Researchers from Bank of Botswana, the Non-Bank Financial Institutions Regulatory Authority, the Financial Intelligence Agency and the Botswana Stock Exchange indicated that due to prospects of high inflation during the second half of 2022, there is a possibility that the Monetary Policy Committee could further increase monetary policy rate in the next meeting in August 25 2022.
Inflation rose from 9.6 percent in April 2022 to 11.9 percent in May 2022, remaining above the Bank of Botswana medium-term objective range of 3 – 6 percent. According to the researchers inflation could increase further and remain high due to factors that include: the potential increase in international commodity prices beyond current forecasts, logistical constraints due to lags in production, the economic and price effects of the ongoing Russia- Ukraine conflict, uncertain COVID-19 profile, domestic risk factors relating to possible regular annual administered price adjustments, short-term unintended consequences of import restrictions resulting with shortages in supplies leading to price increases, as well as second-round effects of the recent increases in administered prices “Furthermore, the likelihood of further increases in domestic fuel prices in response to persistent high international oil prices could add upward pressure to inflation,” said the researchers.
The researchers indicated that Bank of Botswana could be forced to further increase monetary policy rate from the current 2.15 percent if inflation rises persistently. “Should inflation rise persistently this could necessitate an upward adjustment in the policy rate. It is against this background that the interest rate scenario assumes a 1.5 percentage points (moderate scenario) and 2.25 percentage points (severe scenario) upward adjustment in the policy rate,” said the researchers.
The researchers indicated that while any upward adjustment on BoB monetary policy rate and commercial banks prime lending rate result with increase in the cost of borrowing for household and compnies, it increase profitability for the banking sector. “Increases in the policy rate are associated with an overall increase in bank profitability, with resultant increases in the capital adequacy ratio of 0.1 percentage points and 0.2 percentage points for the moderate and severe scenarios, respectively,” said the researchers who added that upward adjustment in monetary policy rate would raise extra capital for the banking sector.

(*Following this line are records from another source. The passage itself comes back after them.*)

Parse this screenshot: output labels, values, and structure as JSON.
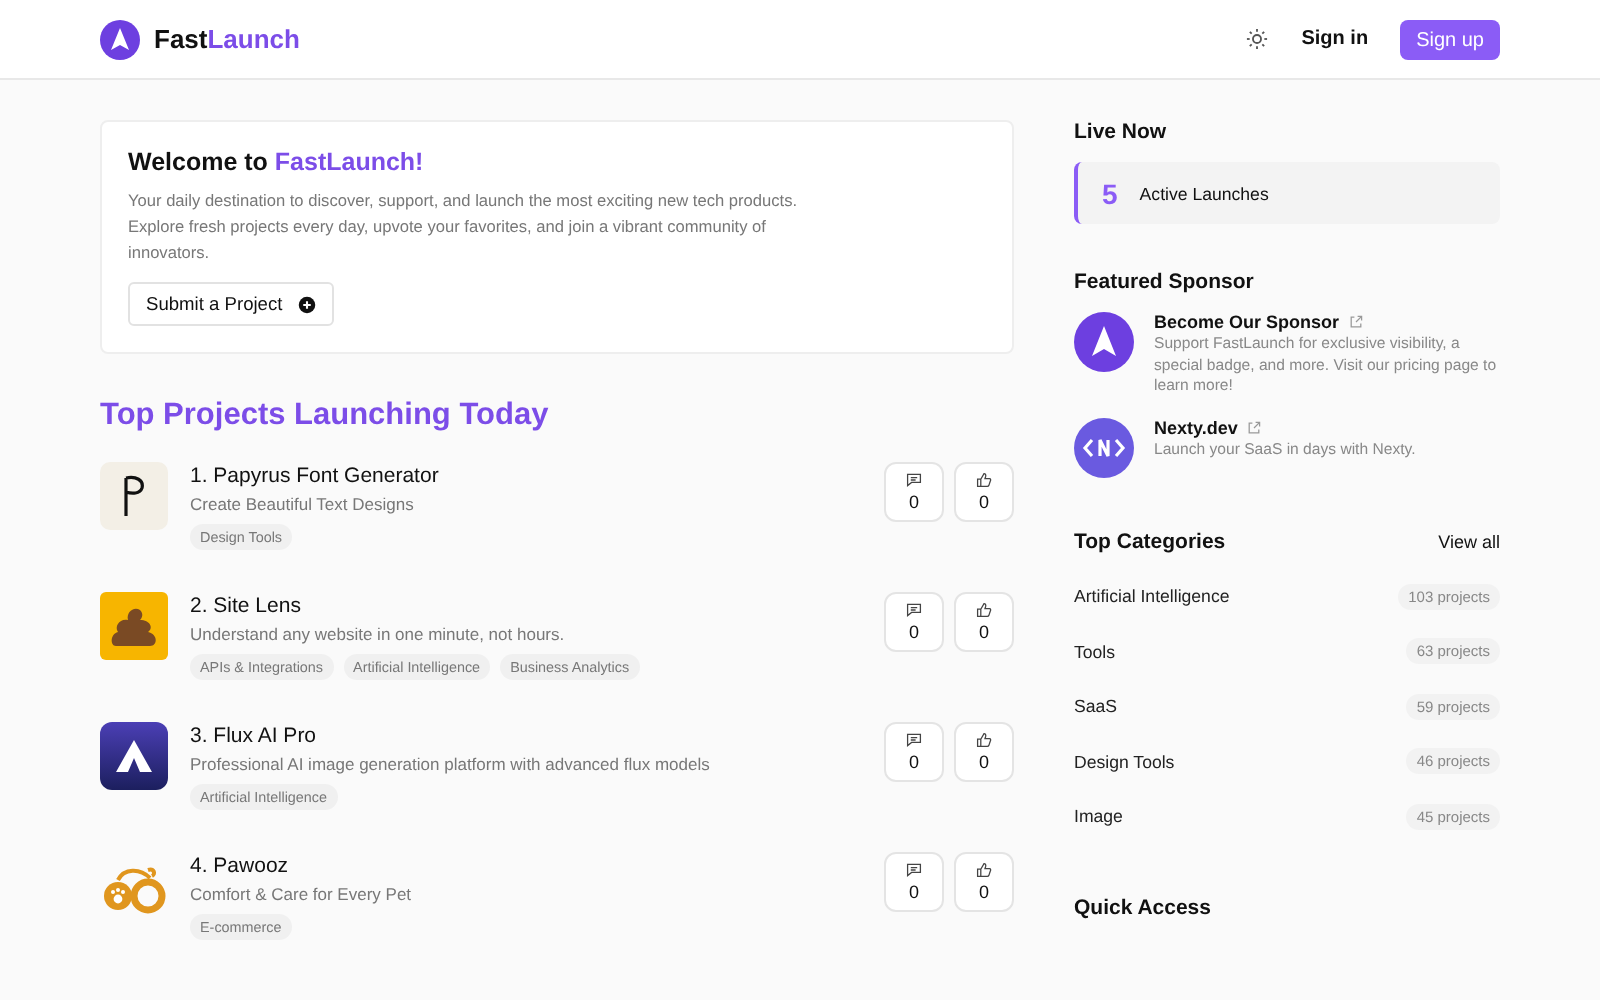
{
  "header": {
    "brand_prefix": "Fast",
    "brand_suffix": "Launch",
    "sign_in": "Sign in",
    "sign_up": "Sign up"
  },
  "welcome": {
    "title_prefix": "Welcome to ",
    "title_brand": "FastLaunch!",
    "text": "Your daily destination to discover, support, and launch the most exciting new tech products. Explore fresh projects every day, upvote your favorites, and join a vibrant community of innovators.",
    "button": "Submit a Project"
  },
  "projects_title": "Top Projects Launching Today",
  "projects": [
    {
      "kind": "flag",
      "title": "1. Papyrus Font Generator",
      "tagline": "Create Beautiful Text Designs",
      "tags": [
        "Design Tools"
      ],
      "comments": "0",
      "upvotes": "0"
    },
    {
      "kind": "blob",
      "title": "2. Site Lens",
      "tagline": "Understand any website in one minute, not hours.",
      "tags": [
        "APIs & Integrations",
        "Artificial Intelligence",
        "Business Analytics"
      ],
      "comments": "0",
      "upvotes": "0"
    },
    {
      "kind": "tent",
      "title": "3. Flux AI Pro",
      "tagline": "Professional AI image generation platform with advanced flux models",
      "tags": [
        "Artificial Intelligence"
      ],
      "comments": "0",
      "upvotes": "0"
    },
    {
      "kind": "paw",
      "title": "4. Pawooz",
      "tagline": "Comfort & Care for Every Pet",
      "tags": [
        "E-commerce"
      ],
      "comments": "0",
      "upvotes": "0"
    }
  ],
  "live_now": {
    "title": "Live Now",
    "count": "5",
    "label": "Active Launches"
  },
  "sponsors": {
    "title": "Featured Sponsor",
    "items": [
      {
        "kind": "arrow",
        "name": "Become Our Sponsor",
        "text": "Support FastLaunch for exclusive visibility, a special badge, and more. Visit our pricing page to learn more!"
      },
      {
        "kind": "code",
        "name": "Nexty.dev",
        "text": "Launch your SaaS in days with Nexty."
      }
    ]
  },
  "categories": {
    "title": "Top Categories",
    "view_all": "View all",
    "items": [
      {
        "name": "Artificial Intelligence",
        "count": "103 projects"
      },
      {
        "name": "Tools",
        "count": "63 projects"
      },
      {
        "name": "SaaS",
        "count": "59 projects"
      },
      {
        "name": "Design Tools",
        "count": "46 projects"
      },
      {
        "name": "Image",
        "count": "45 projects"
      }
    ]
  },
  "quick_access": {
    "title": "Quick Access"
  }
}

“The increase in profit generally reflects the banking industry’s positive interest rate gap, where interest earning assets exceed interest earning liabilities maturing in the next twelve months. Therefore, an increase of 1.5 percentage points in the policy rate would result in industry gains of P71.7 million (4.1 percent increase), while a 2.25 percentage points increase would lead to a gain of P173.9 million (6.1 percent increase), dominated by large banks,” said the researchers.